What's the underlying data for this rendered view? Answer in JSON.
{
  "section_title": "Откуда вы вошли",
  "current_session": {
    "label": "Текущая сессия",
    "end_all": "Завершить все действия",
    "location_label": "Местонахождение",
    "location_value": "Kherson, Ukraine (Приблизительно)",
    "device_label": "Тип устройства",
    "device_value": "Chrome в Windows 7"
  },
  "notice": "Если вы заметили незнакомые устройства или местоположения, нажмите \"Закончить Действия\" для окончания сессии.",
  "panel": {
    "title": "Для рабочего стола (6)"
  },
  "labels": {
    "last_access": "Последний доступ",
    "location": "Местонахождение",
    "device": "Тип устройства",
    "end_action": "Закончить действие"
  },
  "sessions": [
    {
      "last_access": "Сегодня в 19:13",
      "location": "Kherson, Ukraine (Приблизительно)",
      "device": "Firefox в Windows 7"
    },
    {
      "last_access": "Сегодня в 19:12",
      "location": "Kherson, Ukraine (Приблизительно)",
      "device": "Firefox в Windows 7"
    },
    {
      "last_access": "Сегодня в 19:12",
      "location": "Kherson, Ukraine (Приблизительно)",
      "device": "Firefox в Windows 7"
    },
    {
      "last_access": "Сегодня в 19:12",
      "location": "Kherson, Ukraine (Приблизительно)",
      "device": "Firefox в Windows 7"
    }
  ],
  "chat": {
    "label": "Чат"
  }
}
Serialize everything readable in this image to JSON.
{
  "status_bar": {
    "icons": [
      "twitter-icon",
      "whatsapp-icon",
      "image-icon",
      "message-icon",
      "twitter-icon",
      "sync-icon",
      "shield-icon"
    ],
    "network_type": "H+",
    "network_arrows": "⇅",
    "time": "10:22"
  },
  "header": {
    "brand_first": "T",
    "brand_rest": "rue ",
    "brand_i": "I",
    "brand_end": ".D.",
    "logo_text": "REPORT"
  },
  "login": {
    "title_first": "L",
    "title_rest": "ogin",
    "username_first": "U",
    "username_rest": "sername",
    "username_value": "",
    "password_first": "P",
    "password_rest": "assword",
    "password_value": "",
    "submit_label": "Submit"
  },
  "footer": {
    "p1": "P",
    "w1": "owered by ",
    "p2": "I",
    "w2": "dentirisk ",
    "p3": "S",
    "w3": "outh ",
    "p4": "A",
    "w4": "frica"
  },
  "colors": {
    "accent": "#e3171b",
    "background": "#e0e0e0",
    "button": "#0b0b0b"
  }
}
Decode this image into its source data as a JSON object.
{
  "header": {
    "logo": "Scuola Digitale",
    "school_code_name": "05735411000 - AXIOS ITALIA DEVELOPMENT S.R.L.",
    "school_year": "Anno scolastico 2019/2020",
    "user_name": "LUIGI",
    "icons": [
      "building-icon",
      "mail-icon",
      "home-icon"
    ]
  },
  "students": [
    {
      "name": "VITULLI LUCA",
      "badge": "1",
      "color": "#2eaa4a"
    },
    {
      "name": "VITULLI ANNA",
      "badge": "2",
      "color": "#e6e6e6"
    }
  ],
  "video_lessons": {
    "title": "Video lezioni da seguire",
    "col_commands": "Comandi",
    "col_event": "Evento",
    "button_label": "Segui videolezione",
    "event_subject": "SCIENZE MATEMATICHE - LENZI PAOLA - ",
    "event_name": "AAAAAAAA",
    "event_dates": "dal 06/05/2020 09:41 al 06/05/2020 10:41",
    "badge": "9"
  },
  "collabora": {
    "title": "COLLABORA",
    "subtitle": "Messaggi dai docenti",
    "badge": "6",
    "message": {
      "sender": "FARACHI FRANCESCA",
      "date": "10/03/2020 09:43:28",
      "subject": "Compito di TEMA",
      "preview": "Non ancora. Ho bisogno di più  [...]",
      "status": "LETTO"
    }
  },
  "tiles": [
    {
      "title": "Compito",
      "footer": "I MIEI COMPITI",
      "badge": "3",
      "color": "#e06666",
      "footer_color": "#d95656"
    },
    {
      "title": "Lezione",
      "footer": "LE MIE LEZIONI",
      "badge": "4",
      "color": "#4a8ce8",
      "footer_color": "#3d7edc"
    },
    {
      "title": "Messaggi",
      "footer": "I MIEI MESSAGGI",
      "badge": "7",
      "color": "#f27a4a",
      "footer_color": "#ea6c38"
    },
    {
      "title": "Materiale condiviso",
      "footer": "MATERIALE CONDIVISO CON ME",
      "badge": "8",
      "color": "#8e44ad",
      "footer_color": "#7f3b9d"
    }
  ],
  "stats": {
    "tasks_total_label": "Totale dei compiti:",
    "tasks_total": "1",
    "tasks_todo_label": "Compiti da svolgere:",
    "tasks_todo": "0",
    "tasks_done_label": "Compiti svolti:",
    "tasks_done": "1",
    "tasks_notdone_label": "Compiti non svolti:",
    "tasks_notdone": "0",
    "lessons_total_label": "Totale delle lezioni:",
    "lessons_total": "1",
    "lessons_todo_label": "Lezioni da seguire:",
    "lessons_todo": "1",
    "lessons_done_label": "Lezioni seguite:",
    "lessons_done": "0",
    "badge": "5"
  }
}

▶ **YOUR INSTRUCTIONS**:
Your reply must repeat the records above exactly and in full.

▶ **TASK OUTPUT**:
What's the underlying data for this rendered view? Answer in JSON.
{
  "section_title": "Откуда вы вошли",
  "current_session": {
    "label": "Текущая сессия",
    "end_all": "Завершить все действия",
    "location_label": "Местонахождение",
    "location_value": "Kherson, Ukraine (Приблизительно)",
    "device_label": "Тип устройства",
    "device_value": "Chrome в Windows 7"
  },
  "notice": "Если вы заметили незнакомые устройства или местоположения, нажмите \"Закончить Действия\" для окончания сессии.",
  "panel": {
    "title": "Для рабочего стола (6)"
  },
  "labels": {
    "last_access": "Последний доступ",
    "location": "Местонахождение",
    "device": "Тип устройства",
    "end_action": "Закончить действие"
  },
  "sessions": [
    {
      "last_access": "Сегодня в 19:13",
      "location": "Kherson, Ukraine (Приблизительно)",
      "device": "Firefox в Windows 7"
    },
    {
      "last_access": "Сегодня в 19:12",
      "location": "Kherson, Ukraine (Приблизительно)",
      "device": "Firefox в Windows 7"
    },
    {
      "last_access": "Сегодня в 19:12",
      "location": "Kherson, Ukraine (Приблизительно)",
      "device": "Firefox в Windows 7"
    },
    {
      "last_access": "Сегодня в 19:12",
      "location": "Kherson, Ukraine (Приблизительно)",
      "device": "Firefox в Windows 7"
    }
  ],
  "chat": {
    "label": "Чат"
  }
}
Serialize everything readable in this image to JSON.
{
  "status_bar": {
    "icons": [
      "twitter-icon",
      "whatsapp-icon",
      "image-icon",
      "message-icon",
      "twitter-icon",
      "sync-icon",
      "shield-icon"
    ],
    "network_type": "H+",
    "network_arrows": "⇅",
    "time": "10:22"
  },
  "header": {
    "brand_first": "T",
    "brand_rest": "rue ",
    "brand_i": "I",
    "brand_end": ".D.",
    "logo_text": "REPORT"
  },
  "login": {
    "title_first": "L",
    "title_rest": "ogin",
    "username_first": "U",
    "username_rest": "sername",
    "username_value": "",
    "password_first": "P",
    "password_rest": "assword",
    "password_value": "",
    "submit_label": "Submit"
  },
  "footer": {
    "p1": "P",
    "w1": "owered by ",
    "p2": "I",
    "w2": "dentirisk ",
    "p3": "S",
    "w3": "outh ",
    "p4": "A",
    "w4": "frica"
  },
  "colors": {
    "accent": "#e3171b",
    "background": "#e0e0e0",
    "button": "#0b0b0b"
  }
}
Decode this image into its source data as a JSON object.
{
  "header": {
    "logo": "Scuola Digitale",
    "school_code_name": "05735411000 - AXIOS ITALIA DEVELOPMENT S.R.L.",
    "school_year": "Anno scolastico 2019/2020",
    "user_name": "LUIGI",
    "icons": [
      "building-icon",
      "mail-icon",
      "home-icon"
    ]
  },
  "students": [
    {
      "name": "VITULLI LUCA",
      "badge": "1",
      "color": "#2eaa4a"
    },
    {
      "name": "VITULLI ANNA",
      "badge": "2",
      "color": "#e6e6e6"
    }
  ],
  "video_lessons": {
    "title": "Video lezioni da seguire",
    "col_commands": "Comandi",
    "col_event": "Evento",
    "button_label": "Segui videolezione",
    "event_subject": "SCIENZE MATEMATICHE - LENZI PAOLA - ",
    "event_name": "AAAAAAAA",
    "event_dates": "dal 06/05/2020 09:41 al 06/05/2020 10:41",
    "badge": "9"
  },
  "collabora": {
    "title": "COLLABORA",
    "subtitle": "Messaggi dai docenti",
    "badge": "6",
    "message": {
      "sender": "FARACHI FRANCESCA",
      "date": "10/03/2020 09:43:28",
      "subject": "Compito di TEMA",
      "preview": "Non ancora. Ho bisogno di più  [...]",
      "status": "LETTO"
    }
  },
  "tiles": [
    {
      "title": "Compito",
      "footer": "I MIEI COMPITI",
      "badge": "3",
      "color": "#e06666",
      "footer_color": "#d95656"
    },
    {
      "title": "Lezione",
      "footer": "LE MIE LEZIONI",
      "badge": "4",
      "color": "#4a8ce8",
      "footer_color": "#3d7edc"
    },
    {
      "title": "Messaggi",
      "footer": "I MIEI MESSAGGI",
      "badge": "7",
      "color": "#f27a4a",
      "footer_color": "#ea6c38"
    },
    {
      "title": "Materiale condiviso",
      "footer": "MATERIALE CONDIVISO CON ME",
      "badge": "8",
      "color": "#8e44ad",
      "footer_color": "#7f3b9d"
    }
  ],
  "stats": {
    "tasks_total_label": "Totale dei compiti:",
    "tasks_total": "1",
    "tasks_todo_label": "Compiti da svolgere:",
    "tasks_todo": "0",
    "tasks_done_label": "Compiti svolti:",
    "tasks_done": "1",
    "tasks_notdone_label": "Compiti non svolti:",
    "tasks_notdone": "0",
    "lessons_total_label": "Totale delle lezioni:",
    "lessons_total": "1",
    "lessons_todo_label": "Lezioni da seguire:",
    "lessons_todo": "1",
    "lessons_done_label": "Lezioni seguite:",
    "lessons_done": "0",
    "badge": "5"
  }
}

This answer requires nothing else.